Task objective: Identify and pull out each line of the entries in which "value" occurs.

(Element data from apps and pages)
- - -
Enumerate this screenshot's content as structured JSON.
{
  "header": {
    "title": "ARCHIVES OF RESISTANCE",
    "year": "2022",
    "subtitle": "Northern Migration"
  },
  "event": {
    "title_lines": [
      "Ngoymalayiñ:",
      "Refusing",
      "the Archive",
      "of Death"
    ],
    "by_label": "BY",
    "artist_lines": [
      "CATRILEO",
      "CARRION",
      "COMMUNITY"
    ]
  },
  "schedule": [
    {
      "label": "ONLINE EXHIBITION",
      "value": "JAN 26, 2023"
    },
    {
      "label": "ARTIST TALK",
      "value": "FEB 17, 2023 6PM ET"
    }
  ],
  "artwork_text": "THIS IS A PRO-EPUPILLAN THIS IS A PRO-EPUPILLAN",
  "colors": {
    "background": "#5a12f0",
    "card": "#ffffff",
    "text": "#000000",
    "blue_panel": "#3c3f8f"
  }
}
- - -
Your response:
      "value": "JAN 26, 2023"
      "value": "FEB 17, 2023 6PM ET"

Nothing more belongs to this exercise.